What is RSV and how to disinfect surfaces against this pathogen
Currently news reports indicate a big seasonal upswing in illnesses and hospitalizations due to Respiratory Syncytial Virus (RSV).
A recent article from NPR News indicated “An unseasonably early spike in respiratory syncytial virus cases among young children is pushing some hospitals to capacity.” READ NPR Article
What is RSV and what kind of illness does it cause? RSV is a contagious virus that mostly manifests as a mild illness with cold-like symptoms in adults but can cause pneumonia and bronchiolitis in very young children. It can be life-threatening in infants and older adults.
Who is most as risk from RSV? Children less than 2, particularly infants less than 1 year old, and vulnerable adults with other health related issues.
Children less than age 2: RSV can be dangerous for some infants and young children. Each year in the United States, an estimated 58,000 children younger than 5 years old are hospitalized due to RSV infection. Children with weakened immune systems and other congenital conditions are more at risk.

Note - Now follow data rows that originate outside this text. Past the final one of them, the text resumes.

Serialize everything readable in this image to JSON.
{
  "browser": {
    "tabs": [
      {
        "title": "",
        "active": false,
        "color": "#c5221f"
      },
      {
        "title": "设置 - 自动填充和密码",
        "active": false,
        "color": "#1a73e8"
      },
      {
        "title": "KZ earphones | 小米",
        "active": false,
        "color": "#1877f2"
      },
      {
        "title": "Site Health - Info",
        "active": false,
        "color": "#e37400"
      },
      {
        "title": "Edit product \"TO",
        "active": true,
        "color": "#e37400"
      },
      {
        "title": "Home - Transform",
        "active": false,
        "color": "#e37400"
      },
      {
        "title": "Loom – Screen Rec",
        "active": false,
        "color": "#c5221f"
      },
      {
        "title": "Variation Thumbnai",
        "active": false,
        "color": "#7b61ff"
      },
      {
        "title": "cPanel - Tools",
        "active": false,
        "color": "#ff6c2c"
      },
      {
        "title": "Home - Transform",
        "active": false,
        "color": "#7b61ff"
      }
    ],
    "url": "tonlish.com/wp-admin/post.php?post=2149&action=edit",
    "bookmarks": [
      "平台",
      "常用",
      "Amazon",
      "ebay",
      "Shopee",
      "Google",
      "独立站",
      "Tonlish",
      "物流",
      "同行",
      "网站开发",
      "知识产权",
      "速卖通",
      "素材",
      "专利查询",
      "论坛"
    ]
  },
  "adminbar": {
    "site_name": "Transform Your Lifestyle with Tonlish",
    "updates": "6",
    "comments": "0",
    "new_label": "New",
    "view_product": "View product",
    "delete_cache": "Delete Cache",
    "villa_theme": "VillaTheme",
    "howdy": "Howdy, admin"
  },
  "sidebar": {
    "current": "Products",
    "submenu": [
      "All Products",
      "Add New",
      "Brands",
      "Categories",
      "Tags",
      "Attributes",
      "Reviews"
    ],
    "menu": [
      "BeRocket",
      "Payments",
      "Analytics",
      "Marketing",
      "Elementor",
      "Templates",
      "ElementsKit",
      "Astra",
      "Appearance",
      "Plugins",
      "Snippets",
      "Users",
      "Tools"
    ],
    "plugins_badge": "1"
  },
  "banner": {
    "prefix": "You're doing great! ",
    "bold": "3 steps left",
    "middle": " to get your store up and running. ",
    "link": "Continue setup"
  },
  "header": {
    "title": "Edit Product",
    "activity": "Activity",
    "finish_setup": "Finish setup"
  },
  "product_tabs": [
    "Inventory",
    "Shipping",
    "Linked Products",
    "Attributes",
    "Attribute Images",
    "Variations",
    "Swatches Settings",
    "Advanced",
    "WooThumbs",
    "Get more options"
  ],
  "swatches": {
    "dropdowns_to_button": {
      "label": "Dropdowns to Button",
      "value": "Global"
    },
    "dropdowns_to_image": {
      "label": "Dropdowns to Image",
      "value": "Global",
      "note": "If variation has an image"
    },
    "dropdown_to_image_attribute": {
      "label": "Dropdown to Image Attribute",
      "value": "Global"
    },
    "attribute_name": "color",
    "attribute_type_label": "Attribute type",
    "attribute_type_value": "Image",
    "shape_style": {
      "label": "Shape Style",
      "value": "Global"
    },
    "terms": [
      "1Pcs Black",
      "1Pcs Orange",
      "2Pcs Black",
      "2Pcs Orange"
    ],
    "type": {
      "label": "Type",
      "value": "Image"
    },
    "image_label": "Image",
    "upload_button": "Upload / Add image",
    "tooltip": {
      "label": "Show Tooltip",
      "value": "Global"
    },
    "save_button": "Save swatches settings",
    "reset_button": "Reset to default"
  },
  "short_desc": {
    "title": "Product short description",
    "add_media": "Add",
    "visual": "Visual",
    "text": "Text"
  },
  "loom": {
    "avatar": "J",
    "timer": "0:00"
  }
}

Infants less than 1 year old: RSV is the most common cause of bronchiolitis (inflammation of the small airways in the lung) and pneumonia (infection of the lungs) in children younger than 1 year of age in the United States.
Healthy adults can get infected with RSV, but commonly have mild cold like symptoms and recover quickly.
Older Adults and those with other health conditions: RSV infections can also be dangerous for certain adults. Adults at highest risk for severe RSV infection include
• Older adults, especially those 65 years and older
• Adults with chronic heart or lung disease
• Adults with weakened immune systems
Each year an estimated 177,000 older adults are hospitalized and 14,000 of them die in the United States due to RSV
How Contagious is RSV? RSV infections are contagious and most commonly transmitted through respiratory secretions by coughing or sneezing. It can also be transmitted by touching an infected person and by touching contaminated surfaces. RSV can survive on hard surfaces for an extended period.
How do you prevent transmission of RSV? Preventing RSV involves taking precautions to avoid contact with infected individuals, frequent hand washing, covering your mouth when coughing and sneezing, cleaning & disinfecting high touch surfaces regularly, and staying home when you are sick.
The infographic below is courtesy of the CDC.
What type of disinfecting should be considered when RSV cases are detected?
Implement a disinfecting protocol that focuses on high touch surfaces. These surfaces should be clean and disinfected more frequently, particularly during seasonal acitivity of cold, flu, RSV, and other pathogens.
Check your disinfectant to make sure it has a claim of effectiveness on RSV.
READ: How to Implement a High Touch Disinfecting Program in Your Facility
Multi-Clean Brand Disinfectants with claims for Respiratory Syncytial Virus (RSV)
Visit our disinfectant page for more information